Lt. Col. Dave W. Konshok is heading to Afghanistan with his U.S. Air Force Reserves unit.
While in Afghanistan, Konshok's unit will be providing light engineering services at Bagram Air Base and six other small airfields.
He is assigned as the Commander of the 419th Civil Engineering Squadron, Hill Air Force Base (Ogden), Utah. While deployed to Afghanistan he'll be the Commander of the 577th Expeditionary Prime BEEF (Base Engineer Emergency Force) Squadron at Bagram Air Base.
The Park Rapids City Councilman said he will first head to Ft. McCoy at the end of July to do a month of intense training. "We'll be doing weapons training, fitness training, and HUMV rollover simulations," Konshok said.
He was notified of his deployment last year and has been preparing since.
"As commander, I'll be overseeing about 100 engineers along with civilians who are with the U.S. government and Afghanistan nationals," Konshok said. "The biggest job is making sure things get done and see that people are taken care of."
Konshok has done similar work on previous deployments. His last deployment was to South Africa.
"The mission is the same, the location is different," he said.
This is the first time Konshok will be deployed to a war zone, which he said is bittersweet.
"I'm excited to be going," he said. "It's a great opportunity and during war time there's a feeling of pride. The hard part is leaving family and the community."
His crew will include carpenters, electricians and plumbers, along with professional engineers. They will head out with hand tools to work on military facilities.
The Air Force base he will be stationed at is in eastern Afghanistan, about an hour north of the capitol city, Kabul.
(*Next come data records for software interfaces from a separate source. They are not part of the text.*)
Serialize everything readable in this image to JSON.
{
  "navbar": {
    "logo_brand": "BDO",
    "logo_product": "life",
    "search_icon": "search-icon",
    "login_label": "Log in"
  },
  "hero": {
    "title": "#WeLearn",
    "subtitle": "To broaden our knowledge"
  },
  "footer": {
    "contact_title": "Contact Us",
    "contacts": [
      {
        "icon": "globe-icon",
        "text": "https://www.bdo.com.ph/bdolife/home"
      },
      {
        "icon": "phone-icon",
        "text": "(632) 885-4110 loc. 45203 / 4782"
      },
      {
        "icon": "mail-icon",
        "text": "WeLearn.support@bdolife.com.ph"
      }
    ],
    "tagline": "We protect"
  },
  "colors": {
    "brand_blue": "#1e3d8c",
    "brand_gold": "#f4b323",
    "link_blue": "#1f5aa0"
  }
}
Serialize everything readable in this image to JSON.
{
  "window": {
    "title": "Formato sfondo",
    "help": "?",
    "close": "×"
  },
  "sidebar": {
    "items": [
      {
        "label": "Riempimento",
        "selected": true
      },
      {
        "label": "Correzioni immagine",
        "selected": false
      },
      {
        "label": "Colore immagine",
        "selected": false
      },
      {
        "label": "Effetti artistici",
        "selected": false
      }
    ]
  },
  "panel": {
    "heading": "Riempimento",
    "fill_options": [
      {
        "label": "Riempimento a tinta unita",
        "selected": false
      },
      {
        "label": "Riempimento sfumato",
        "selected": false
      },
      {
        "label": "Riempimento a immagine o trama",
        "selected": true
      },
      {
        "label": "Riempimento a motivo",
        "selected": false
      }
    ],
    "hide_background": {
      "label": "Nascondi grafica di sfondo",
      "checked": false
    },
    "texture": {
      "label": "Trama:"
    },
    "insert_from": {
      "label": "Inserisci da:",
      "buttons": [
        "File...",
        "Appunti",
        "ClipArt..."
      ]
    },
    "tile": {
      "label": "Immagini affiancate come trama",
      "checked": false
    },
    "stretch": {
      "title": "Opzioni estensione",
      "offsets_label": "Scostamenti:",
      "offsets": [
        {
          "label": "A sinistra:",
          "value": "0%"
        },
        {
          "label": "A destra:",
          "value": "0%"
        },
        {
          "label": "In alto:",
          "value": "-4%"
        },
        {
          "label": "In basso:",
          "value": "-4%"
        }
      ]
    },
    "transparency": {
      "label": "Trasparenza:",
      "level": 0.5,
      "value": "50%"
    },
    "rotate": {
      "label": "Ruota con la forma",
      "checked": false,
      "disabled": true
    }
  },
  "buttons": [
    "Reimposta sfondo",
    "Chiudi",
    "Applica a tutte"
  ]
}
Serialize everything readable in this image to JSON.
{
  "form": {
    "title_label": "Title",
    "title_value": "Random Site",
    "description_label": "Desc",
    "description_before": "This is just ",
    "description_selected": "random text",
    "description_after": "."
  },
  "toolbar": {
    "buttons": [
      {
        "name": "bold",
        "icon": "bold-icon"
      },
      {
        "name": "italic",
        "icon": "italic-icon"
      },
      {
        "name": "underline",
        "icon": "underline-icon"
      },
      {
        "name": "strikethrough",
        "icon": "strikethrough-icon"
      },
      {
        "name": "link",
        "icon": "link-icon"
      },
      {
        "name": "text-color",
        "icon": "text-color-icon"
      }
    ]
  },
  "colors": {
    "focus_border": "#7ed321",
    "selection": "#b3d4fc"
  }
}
Konshok has already started training and said something he notices is that each time he's deployed there are more bags to carry.
"They just get heavier and heavier, with more bags," he said. "It's hard on the shoulders."
He's also not looking forward to the strict dress code.
"I'd say I'm least looking forward to not being allowed to wear civilian clothes at all when I'm over there," he said.
Konshok will miss his family but said with e-mail and Skype it's not as hard as it used to be.
"Those tools really help with morale," he said.
Konshok also said he will provide occasional updates to the Enterprise during his deployment to keep the community informed. He said being from a supportive community like Park Rapids also eases his mind.
"This is what I train for," he said. "For a military officer to be able to command a squadron, this is it."